(Website and app data records)
═══

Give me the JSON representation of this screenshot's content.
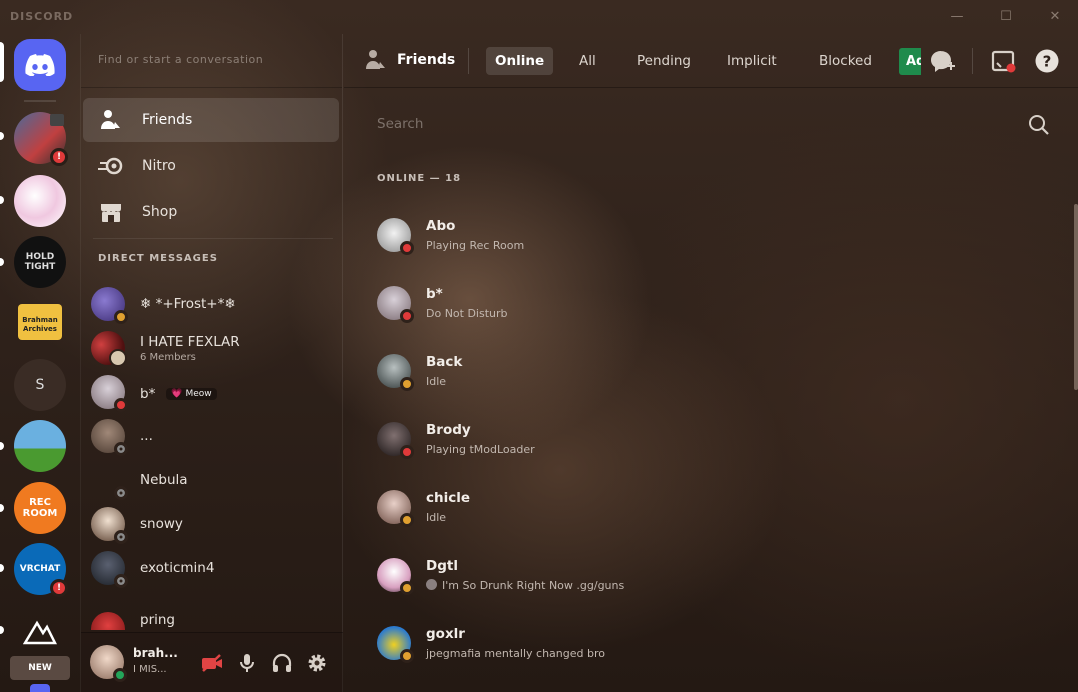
{
  "app": {
    "logo": "DISCORD"
  },
  "window": {
    "minimize": "—",
    "maximize": "☐",
    "close": "✕"
  },
  "servers": [
    {
      "name": "discord-home",
      "badge": ""
    },
    {
      "name": "server-1",
      "badge": "!"
    },
    {
      "name": "server-2",
      "badge": ""
    },
    {
      "name": "server-hold-tight",
      "text": "HOLD TIGHT",
      "badge": ""
    },
    {
      "name": "server-brahman-archives",
      "text": "Brahman Archives",
      "badge": ""
    },
    {
      "name": "server-s",
      "text": "S",
      "badge": ""
    },
    {
      "name": "server-game",
      "badge": ""
    },
    {
      "name": "server-rec-room",
      "text": "REC ROOM",
      "badge": ""
    },
    {
      "name": "server-vrchat",
      "text": "VRCHAT",
      "badge": "!"
    },
    {
      "name": "server-mountain",
      "badge": ""
    }
  ],
  "rail_new_label": "NEW",
  "dmpane": {
    "search_placeholder": "Find or start a conversation",
    "nav": [
      {
        "label": "Friends"
      },
      {
        "label": "Nitro"
      },
      {
        "label": "Shop"
      }
    ],
    "section_header": "DIRECT MESSAGES",
    "dms": [
      {
        "name": "❄ *+Frost+*❄",
        "sub": "",
        "status": "idle",
        "color": "#5b4aa0"
      },
      {
        "name": "I HATE FEXLAR",
        "sub": "6 Members",
        "status": "",
        "color": "#8a2a2a"
      },
      {
        "name": "b*",
        "sub": "",
        "tag": "💗 Meow",
        "status": "dnd",
        "color": "#9a8e90"
      },
      {
        "name": "...",
        "sub": "",
        "status": "off",
        "color": "#6a5a50"
      },
      {
        "name": "Nebula",
        "sub": "",
        "status": "off",
        "color": "transparent"
      },
      {
        "name": "snowy",
        "sub": "",
        "status": "off",
        "color": "#c29a70"
      },
      {
        "name": "exoticmin4",
        "sub": "",
        "status": "off",
        "color": "#2a3038"
      },
      {
        "name": "pring",
        "sub": "",
        "status": "",
        "color": "#b03030"
      }
    ],
    "user": {
      "name": "brah...",
      "status_text": "I MIS...",
      "status": "on"
    }
  },
  "main": {
    "title": "Friends",
    "tabs": [
      "Online",
      "All",
      "Pending",
      "Implicit",
      "Blocked"
    ],
    "add_friend_label": "Add Friend",
    "search_placeholder": "Search",
    "online_header": "ONLINE — 18",
    "friends": [
      {
        "name": "Abo",
        "activity": "Playing Rec Room",
        "status": "dnd",
        "color": "#d8d8d8"
      },
      {
        "name": "b*",
        "activity": "Do Not Disturb",
        "status": "dnd",
        "color": "#9a8e90"
      },
      {
        "name": "Back",
        "activity": "Idle",
        "status": "idle",
        "color": "#707878"
      },
      {
        "name": "Brody",
        "activity": "Playing tModLoader",
        "status": "dnd",
        "color": "#3a3030"
      },
      {
        "name": "chicle",
        "activity": "Idle",
        "status": "idle",
        "color": "#c9a89a"
      },
      {
        "name": "Dgtl",
        "activity": "I'm So Drunk Right Now .gg/guns",
        "status": "idle",
        "color": "#e8d8e0"
      },
      {
        "name": "goxlr",
        "activity": "jpegmafia mentally changed bro",
        "status": "idle",
        "color": "#3a8ad8"
      }
    ]
  }
}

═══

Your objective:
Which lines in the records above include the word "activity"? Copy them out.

Written answer:
        "activity": "Playing Rec Room",
        "activity": "Do Not Disturb",
        "activity": "Idle",
        "activity": "Playing tModLoader",
        "activity": "Idle",
        "activity": "I'm So Drunk Right Now .gg/guns",
        "activity": "jpegmafia mentally changed bro",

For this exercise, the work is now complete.